At home in the courtroom, Mr. Carey has handled an array of cases such as bad-faith insurance, personal injury, medical malpractice, and contract claims. He has taken several of these to a jury if necessary, achieving verdicts in cases with as much as $75 million at stake. Mr. Carey has argued several highprofile cases in federal and state courts, including various state supreme courts, served as trial counsel on multi-billion dollar claims by counties for damages stemming from tobacco-related illnesses, led dozens of consumer and insurance class actions across the country, and acted as special counsel to recover Medicaid and statutory damages in the landmark tobacco/public health litigation. Capping off his courtroom experience is his service as a judge pro tempore in Maricopa County Superior Court, which included managing both contract and tort jury trials.

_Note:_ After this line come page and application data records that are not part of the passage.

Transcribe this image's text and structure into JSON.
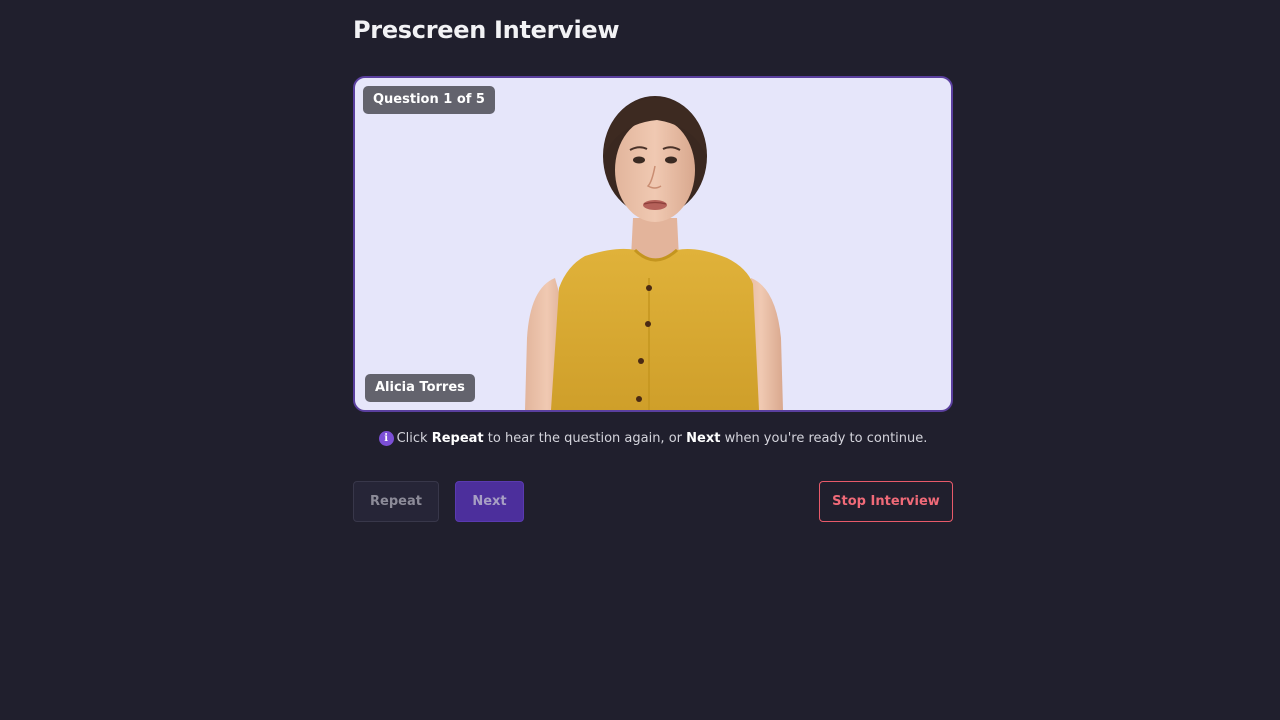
{
  "page": {
    "title": "Prescreen Interview"
  },
  "video": {
    "question_badge": "Question 1 of 5",
    "speaker_name": "Alicia Torres",
    "avatar_description_icon": "interviewer-avatar"
  },
  "info": {
    "icon": "info-icon",
    "prefix": "Click ",
    "repeat_word": "Repeat",
    "middle": " to hear the question again, or ",
    "next_word": "Next",
    "suffix": " when you're ready to continue."
  },
  "controls": {
    "repeat_label": "Repeat",
    "next_label": "Next",
    "stop_label": "Stop Interview"
  },
  "colors": {
    "background": "#201f2d",
    "accent": "#4c2f9c",
    "danger": "#e85a6a",
    "video_bg": "#e6e6fa"
  }
}
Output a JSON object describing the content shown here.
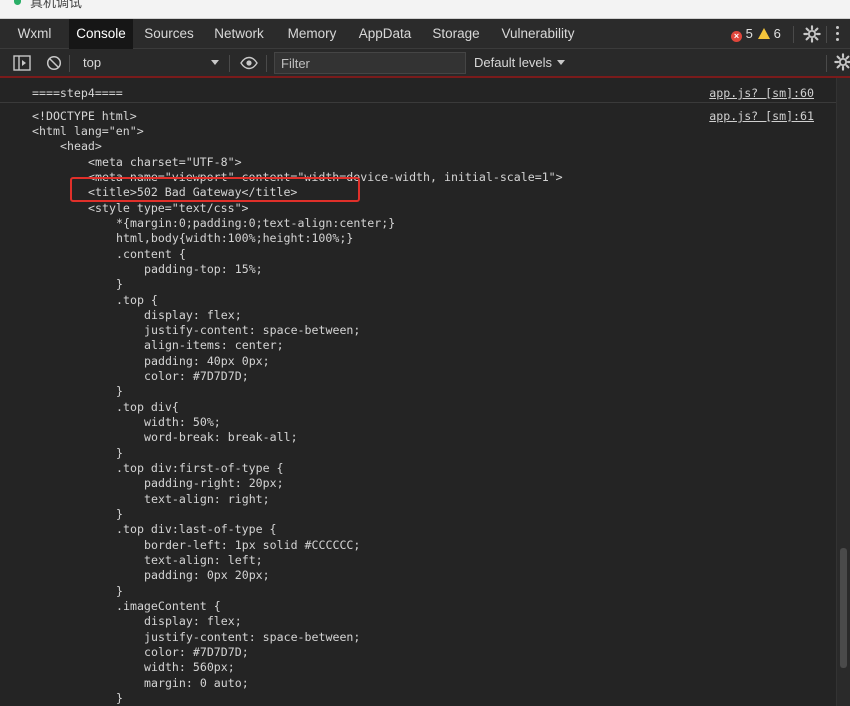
{
  "top_strip": {
    "text": "真机调试"
  },
  "tabs": [
    {
      "label": "Wxml"
    },
    {
      "label": "Console"
    },
    {
      "label": "Sources"
    },
    {
      "label": "Network"
    },
    {
      "label": "Memory"
    },
    {
      "label": "AppData"
    },
    {
      "label": "Storage"
    },
    {
      "label": "Vulnerability"
    }
  ],
  "active_tab": "Console",
  "status": {
    "errors": "5",
    "warnings": "6"
  },
  "filter_bar": {
    "context": "top",
    "filter_placeholder": "Filter",
    "levels": "Default levels"
  },
  "console": {
    "messages": [
      {
        "text": "====step4====",
        "source": "app.js? [sm]:60"
      },
      {
        "text": "<!DOCTYPE html>",
        "source": "app.js? [sm]:61"
      }
    ],
    "code_lines": [
      "<html lang=\"en\">",
      "    <head>",
      "        <meta charset=\"UTF-8\">",
      "        <meta name=\"viewport\" content=\"width=device-width, initial-scale=1\">",
      "        <title>502 Bad Gateway</title>",
      "        <style type=\"text/css\">",
      "            *{margin:0;padding:0;text-align:center;}",
      "            html,body{width:100%;height:100%;}",
      "            .content {",
      "                padding-top: 15%;",
      "            }",
      "            .top {",
      "                display: flex;",
      "                justify-content: space-between;",
      "                align-items: center;",
      "                padding: 40px 0px;",
      "                color: #7D7D7D;",
      "            }",
      "            .top div{",
      "                width: 50%;",
      "                word-break: break-all;",
      "            }",
      "            .top div:first-of-type {",
      "                padding-right: 20px;",
      "                text-align: right;",
      "            }",
      "            .top div:last-of-type {",
      "                border-left: 1px solid #CCCCCC;",
      "                text-align: left;",
      "                padding: 0px 20px;",
      "            }",
      "            .imageContent {",
      "                display: flex;",
      "                justify-content: space-between;",
      "                color: #7D7D7D;",
      "                width: 560px;",
      "                margin: 0 auto;",
      "            }"
    ]
  },
  "colors": {
    "background": "#242424",
    "toolbar": "#2b2b2b",
    "active_tab": "#161616",
    "highlight_border": "#e0302a",
    "error": "#e0463b",
    "warning": "#f5c53b"
  },
  "icons": [
    "sidebar-toggle-icon",
    "clear-console-icon",
    "eye-icon",
    "gear-icon",
    "more-icon",
    "error-icon",
    "warning-icon"
  ]
}
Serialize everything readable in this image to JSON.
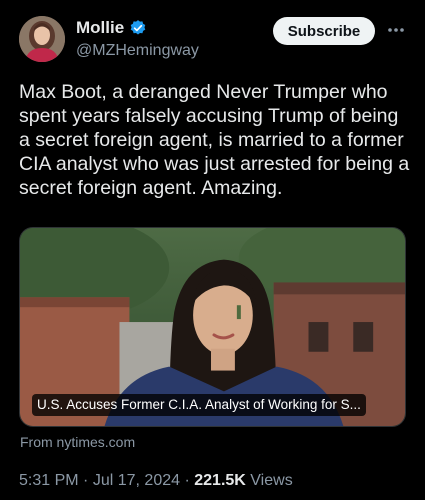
{
  "author": {
    "display_name": "Mollie",
    "handle": "@MZHemingway",
    "verified_icon": "verified-badge-icon",
    "avatar_icon": "avatar"
  },
  "actions": {
    "subscribe_label": "Subscribe",
    "more_icon": "more-icon"
  },
  "tweet": {
    "text": "Max Boot, a deranged Never Trumper who spent years falsely accusing Trump of being a secret foreign agent, is married to a former CIA analyst who was just arrested for being a secret foreign agent. Amazing."
  },
  "link_card": {
    "title": "U.S. Accuses Former C.I.A. Analyst of Working for S...",
    "source": "From nytimes.com"
  },
  "meta": {
    "time": "5:31 PM",
    "separator": "·",
    "date": "Jul 17, 2024",
    "views_count": "221.5K",
    "views_label": "Views"
  },
  "colors": {
    "background": "#000000",
    "text_primary": "#e7e9ea",
    "text_secondary": "#8b98a5",
    "verified": "#1d9bf0",
    "subscribe_bg": "#eff3f4"
  }
}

From 1990 to 1996, Mr. Carey acted as Arizona’s Chief Deputy Attorney General, for which he received the Distinguished Service Award for his work overseeing an office with 300+ lawyers. In this position, he was responsible for all major legal, policy, legislative, and political issues. On the legal front, he also spearheaded a $4 billion divestiture, a landmark $165 million antitrust settlement, and recoveries in numerous consumer and tort cases. On the policy side, Mr. Carey originated and constructed Arizona’s law requiring the DNA testing of all sex offenders, and developed a penalty requiring that criminals pay he cost of victims’ rights. He was also a principal drafter of the first major overhaul of Arizona’s criminal code, and, for Senators Dole and Kyl, drafted the portion of the federal Prisoner Litigation Reform Act of 1995 that virtually eliminated the frivolous prisoner lawsuits that were clogging the courts—a solution that stemmed from the solution incorporated into Arizona law that he conceived of and which served as a model for many other states. His legislative experience began when he served as a former campaign staffer, intern, and staff member for Senator John McCain, during and after Senator McCain’s first run for public office.

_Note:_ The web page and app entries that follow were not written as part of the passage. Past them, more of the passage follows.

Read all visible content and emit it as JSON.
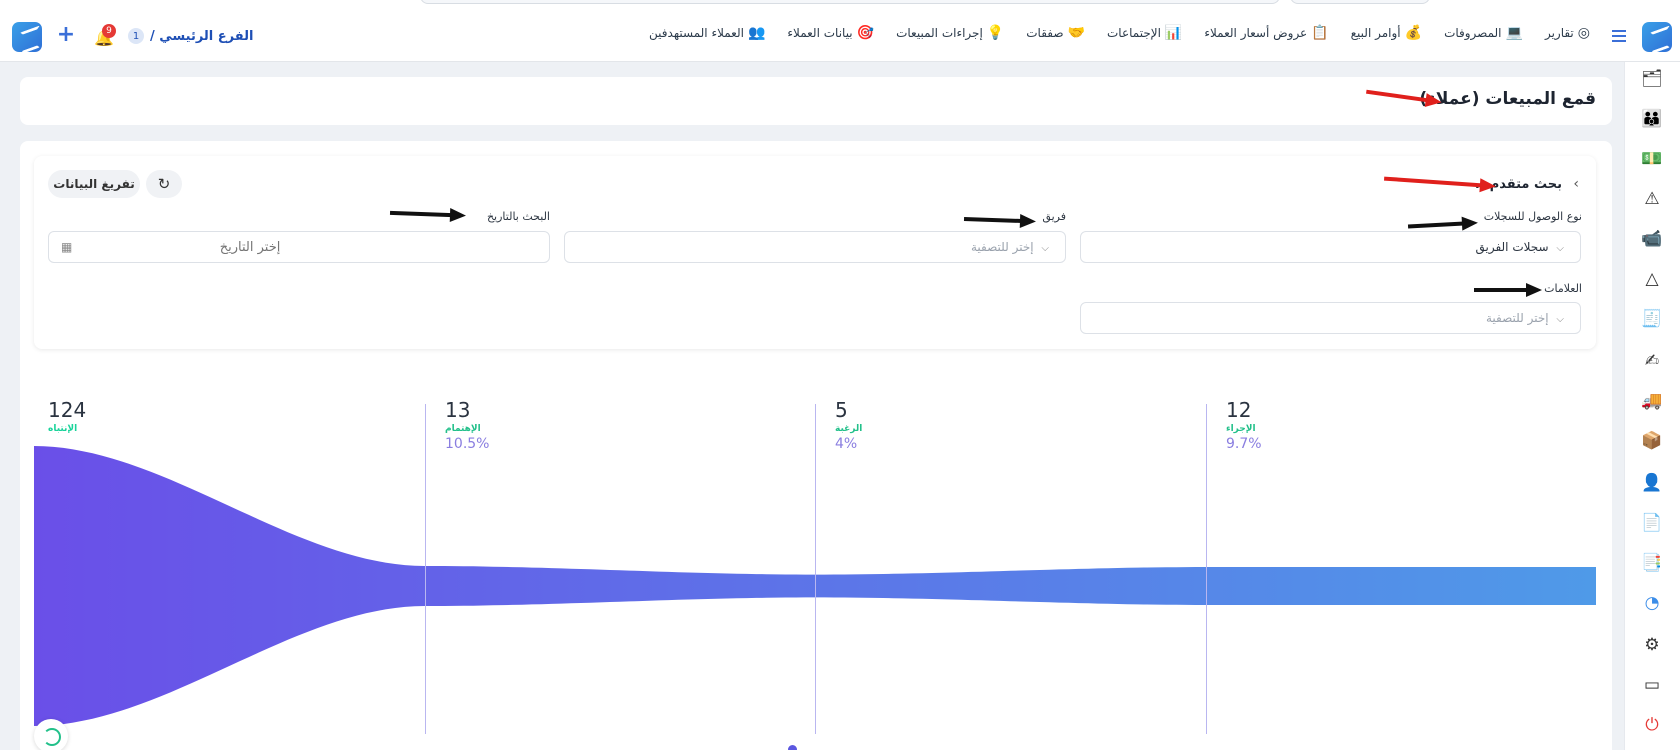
{
  "topbar": {
    "nav": [
      {
        "label": "العملاء المستهدفين",
        "icon": "👥"
      },
      {
        "label": "بيانات العملاء",
        "icon": "🎯"
      },
      {
        "label": "إجراءات المبيعات",
        "icon": "💡"
      },
      {
        "label": "صفقات",
        "icon": "🤝"
      },
      {
        "label": "الإجتماعات",
        "icon": "📊"
      },
      {
        "label": "عروض أسعار العملاء",
        "icon": "📋"
      },
      {
        "label": "أوامر البيع",
        "icon": "💰"
      },
      {
        "label": "المصروفات",
        "icon": "💻"
      },
      {
        "label": "تقارير",
        "icon": "◎"
      }
    ],
    "branch_name": "الفرع الرئيسي /",
    "branch_count": "1",
    "notifications_count": "9"
  },
  "page": {
    "title": "قمع المبيعات (عملاء)"
  },
  "filters": {
    "advanced_search": "بحث متقدم...",
    "clear_button": "تفريغ البيانات",
    "access_type_label": "نوع الوصول للسجلات",
    "access_type_value": "سجلات الفريق",
    "team_label": "فريق",
    "team_placeholder": "إختر للتصفية",
    "date_label": "البحث بالتاريخ",
    "date_placeholder": "إختر التاريخ",
    "tags_label": "العلامات",
    "tags_placeholder": "إختر للتصفية"
  },
  "chart_data": {
    "type": "funnel",
    "stages": [
      {
        "name": "الإنتباه",
        "value": 124,
        "percent": ""
      },
      {
        "name": "الإهتمام",
        "value": 13,
        "percent": "10.5%"
      },
      {
        "name": "الرغبة",
        "value": 5,
        "percent": "4%"
      },
      {
        "name": "الإجراء",
        "value": 12,
        "percent": "9.7%"
      }
    ],
    "colors": {
      "start": "#6a4fe8",
      "end": "#4f9ae8",
      "first_label": "#19d39a",
      "other_labels": "#22c08a",
      "percent": "#8a7ee0"
    }
  }
}
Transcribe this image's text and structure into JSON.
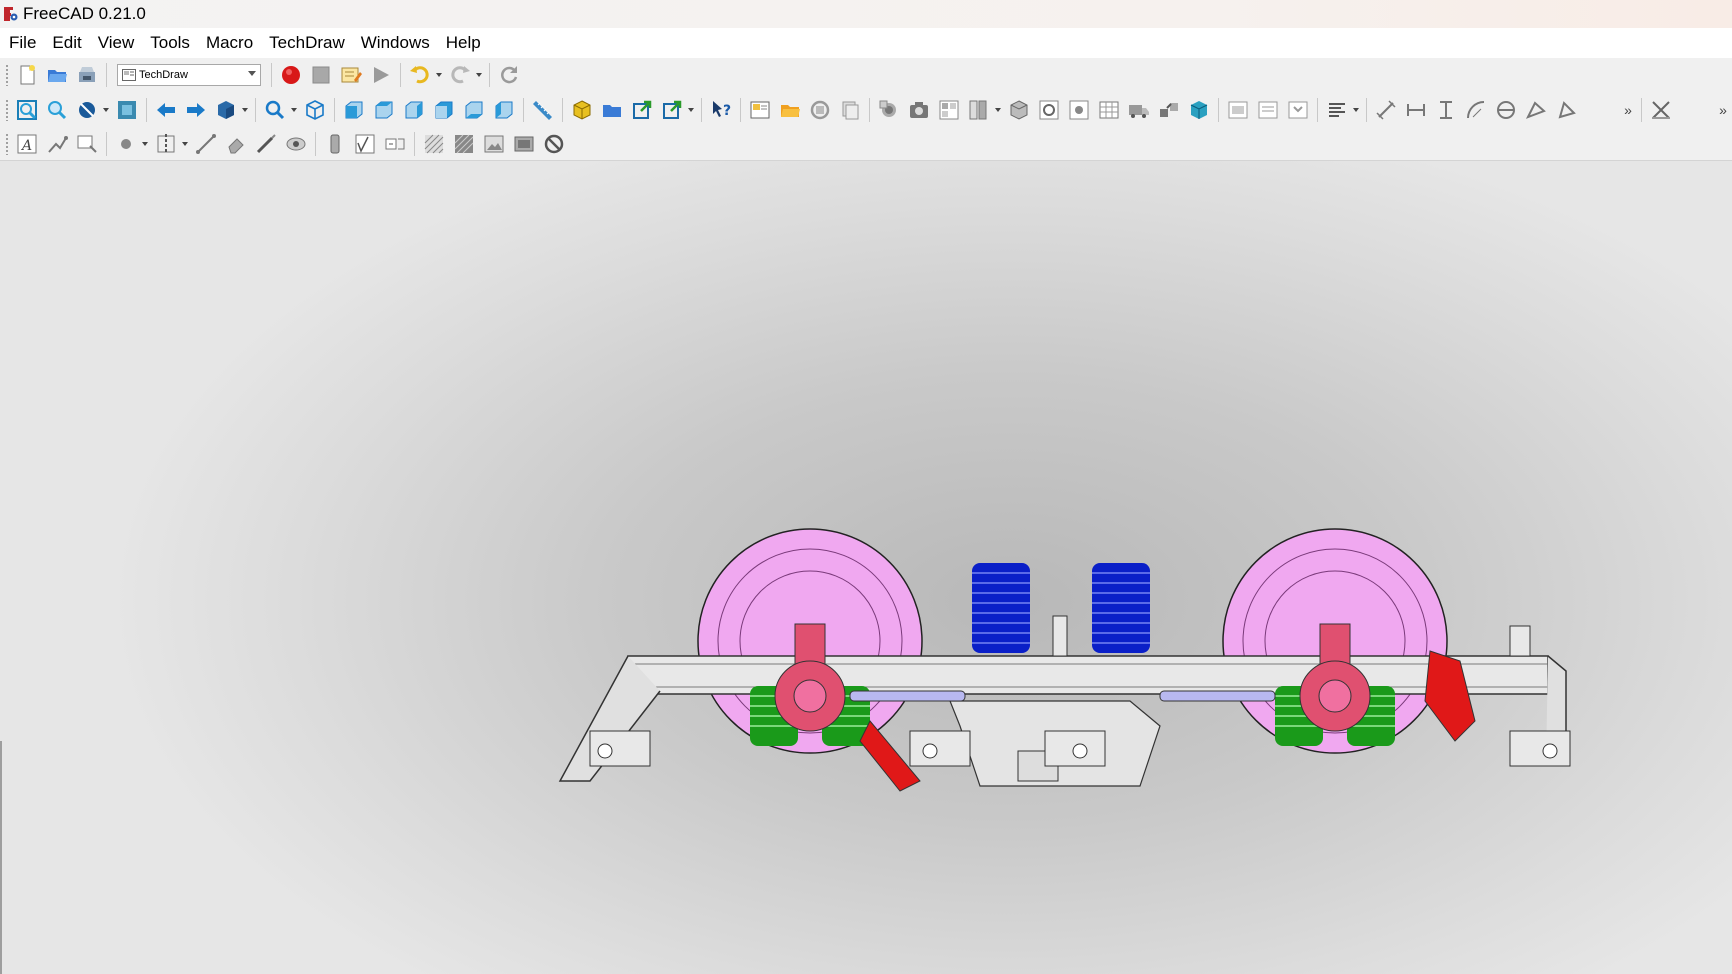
{
  "window": {
    "title": "FreeCAD 0.21.0"
  },
  "menubar": {
    "items": [
      {
        "label": "File"
      },
      {
        "label": "Edit"
      },
      {
        "label": "View"
      },
      {
        "label": "Tools"
      },
      {
        "label": "Macro"
      },
      {
        "label": "TechDraw"
      },
      {
        "label": "Windows"
      },
      {
        "label": "Help"
      }
    ]
  },
  "toolbar": {
    "workbench_selector": {
      "value": "TechDraw"
    },
    "row1_icons": [
      "new-document-icon",
      "open-folder-icon",
      "save-icon",
      "record-macro-icon",
      "stop-macro-icon",
      "edit-macro-icon",
      "run-macro-icon",
      "undo-icon",
      "redo-icon",
      "refresh-icon"
    ],
    "row2_icons": [
      "fit-all-icon",
      "fit-selection-icon",
      "draw-style-icon",
      "bounding-box-icon",
      "back-arrow-icon",
      "forward-arrow-icon",
      "view-menu-icon",
      "zoom-icon",
      "isometric-view-icon",
      "front-view-icon",
      "top-view-icon",
      "right-view-icon",
      "rear-view-icon",
      "bottom-view-icon",
      "left-view-icon",
      "measure-icon",
      "part-icon",
      "group-icon",
      "link-icon",
      "link-actions-icon",
      "whats-this-icon"
    ],
    "row3_icons": [
      "annotation-icon",
      "leader-icon",
      "rich-annotation-icon",
      "vertex-icon",
      "centerline-icon",
      "cosmetic-line-icon",
      "cosmetic-eraser-icon",
      "decorate-line-icon",
      "show-all-icon",
      "weld-symbol-icon",
      "surface-finish-icon",
      "tolerance-icon",
      "hatch-icon",
      "geometric-hatch-icon",
      "image-icon",
      "toggle-frames-icon",
      "no-sign-icon"
    ]
  },
  "colors": {
    "spring_blue": "#0a1fc8",
    "wheel_pink": "#f0a8f0",
    "spring_green": "#1a9a1a",
    "axlebox_red": "#e05070",
    "brake_red": "#e01818",
    "link_lavender": "#b8b8f0",
    "frame_gray": "#e8e8e8",
    "record_red": "#e01010",
    "accent_blue": "#2a7bd6",
    "teal": "#1a9ab0"
  }
}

Recognized by the judges of the Superior Court of Arizona in Maricopa County for outstanding contributions to the justice system, Mr. Carey has remained active in his community. He has keynoted at national conferences and for over a decade taught tort, contract, and public policy courses at the graduate and undergraduate levels. He has presented at several CLE seminars, addressing topics ranging from class action principles to perspectives on the U.S. Supreme Court’s evolving jurisprudence regarding excessive punitive damages. In addition, he currently serves as the Chair of the Arizona State Bar Class Action and Derivative Suits Committee, and recently co-authored the Arizona section of the American Bar Association’s 2010 survey of class-action law.
Mr. Carey earned his bachelor’s degree at Arizona State University, and received his MBA and law degree from the University of Denver. He also attended Harvard University’s John F. Kennedy School of Government, where he completed the state and local government program.